BHM: Canada’s unions honour the past to help shape the future

February 1, 2024

This Black History Month, Canada’s unions are celebrating the history and legacy of Black community members who have stood for justice and made Canada a more equitable country.

“In the face of adversity and deep inequities, the actions of courageous Black community trailblazers and activists have carved out room for increased equity for Black and racialized workers and community members,” said Larry Rousseau, Executive Vice-President of the CLC. “This progress is evident not only in our workplaces but also in the very fabric of the communities we inhabit. We honour these trailblazers by continuing the fight for justice and equity.”

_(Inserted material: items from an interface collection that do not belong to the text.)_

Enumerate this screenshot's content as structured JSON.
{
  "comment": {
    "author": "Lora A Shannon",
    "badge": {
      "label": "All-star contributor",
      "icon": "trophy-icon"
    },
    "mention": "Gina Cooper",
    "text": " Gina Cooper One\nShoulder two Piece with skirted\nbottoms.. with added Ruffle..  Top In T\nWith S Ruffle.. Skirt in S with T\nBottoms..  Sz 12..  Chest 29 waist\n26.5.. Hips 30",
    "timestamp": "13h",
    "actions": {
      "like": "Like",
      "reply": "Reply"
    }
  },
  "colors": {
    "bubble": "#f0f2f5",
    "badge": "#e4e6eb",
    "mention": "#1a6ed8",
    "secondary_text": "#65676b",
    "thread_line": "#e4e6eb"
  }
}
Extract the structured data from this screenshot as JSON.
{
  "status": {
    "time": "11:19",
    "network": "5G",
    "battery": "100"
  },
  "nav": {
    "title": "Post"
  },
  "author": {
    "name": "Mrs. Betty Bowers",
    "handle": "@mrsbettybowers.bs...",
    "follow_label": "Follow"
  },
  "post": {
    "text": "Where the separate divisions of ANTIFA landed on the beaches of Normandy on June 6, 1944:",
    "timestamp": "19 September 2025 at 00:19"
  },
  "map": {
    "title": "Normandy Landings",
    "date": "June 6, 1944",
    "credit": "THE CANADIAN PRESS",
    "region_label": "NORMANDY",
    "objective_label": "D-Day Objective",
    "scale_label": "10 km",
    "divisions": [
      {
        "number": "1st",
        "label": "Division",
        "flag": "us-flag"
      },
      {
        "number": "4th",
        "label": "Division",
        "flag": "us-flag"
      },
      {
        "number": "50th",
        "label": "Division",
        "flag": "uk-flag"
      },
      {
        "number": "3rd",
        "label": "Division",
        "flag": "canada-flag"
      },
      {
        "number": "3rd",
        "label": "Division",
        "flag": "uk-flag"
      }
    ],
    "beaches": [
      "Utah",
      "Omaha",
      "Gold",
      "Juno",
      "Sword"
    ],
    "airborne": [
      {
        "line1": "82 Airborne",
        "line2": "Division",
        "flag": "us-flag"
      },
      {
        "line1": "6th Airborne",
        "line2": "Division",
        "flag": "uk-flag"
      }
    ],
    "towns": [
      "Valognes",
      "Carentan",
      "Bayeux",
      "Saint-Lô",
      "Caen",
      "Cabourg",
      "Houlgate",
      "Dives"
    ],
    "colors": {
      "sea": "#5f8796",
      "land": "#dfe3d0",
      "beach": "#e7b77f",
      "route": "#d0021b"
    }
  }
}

Canada’s unions continue to support Black communities’ calls to tackle pervasive systemic anti-Black racism in Canada. The reach of anti-Black racism is wide, impacting community members across their entire lifecycle and following individuals everywhere they go: from their educational institutions, to their workplaces, to the communities in which they reside.

Anti-Black racism is systemic – deeply rooted in Canada’s foundation as a violently colonial nation – and creates major barriers to economic and social advancement and empowerment for Black workers and communities. For generations – and still to this day – persistent labour market discrimination has seen Black workers consistently earning lower wages and experiencing hurdles at every stage of employment, beginning at the initial hiring process, to advancement and promotion, as well as retention.

To address these issues, Canada’s unions continue to demand that the federal government take concrete steps to ensure anti-Black racism and discrimination are meaningfully tackled, and that Black workers have access to full and fair participation in the labour market. The government can work toward eliminating systemic anti-Black racism in employment by implementing the recommendations of the Employment Equity Review Task Force. The Task Force held consultations with stakeholder groups, including Canada’s unions, and its extensive report detailed tangible ways to ensure a more inclusive and equitable Canadian workforce. Among its recommendations is the inclusion of Black workers as a designated group under the Employment Equity Act to take into account the unique barriers experienced by Black workers.

We call on the federal government to:

  • Ensure the reform and modernization of the Employment Equity Act includes employer requirements to divulge pay gaps affecting Black workers, and a plan to narrow and eliminate the gender and multigenerational racial pay gap;
  • Create an intersectional national anti-Black racism strategy, including strong employment and pay targets and concrete measures to address systemic labour-market discrimination and disadvantages faced by Black workers;
  • Uphold the human rights of Black workers and redress the injustices faced by Black federal public service employees via the Black Class Action lawsuit; and
  • Immediately release Canada’s renewed Anti-Racism Strategy, and the National Action Plan on Combatting Hate to address the rising tide of racism and hate across Canada.

Join our calls by writing to your MP here, and check out our Twitter, Instagram and Facebook all month long to learn more about some of the incredible pioneers and activists in Black Canadian history who fought to make Canada a more just place for all.

Statement from Bea Bruske, President of the Canadian Labour Congress on the news about NDP/Liberal negotiations on pharmacare:

February 23, 2024
Click to open the link

Statement by Bea Bruske: Canada’s unions are calling out Alberta Premier’s attempt to use trans and gender-diverse children, youth and adults to score political points

February 1, 2024
Click to open the link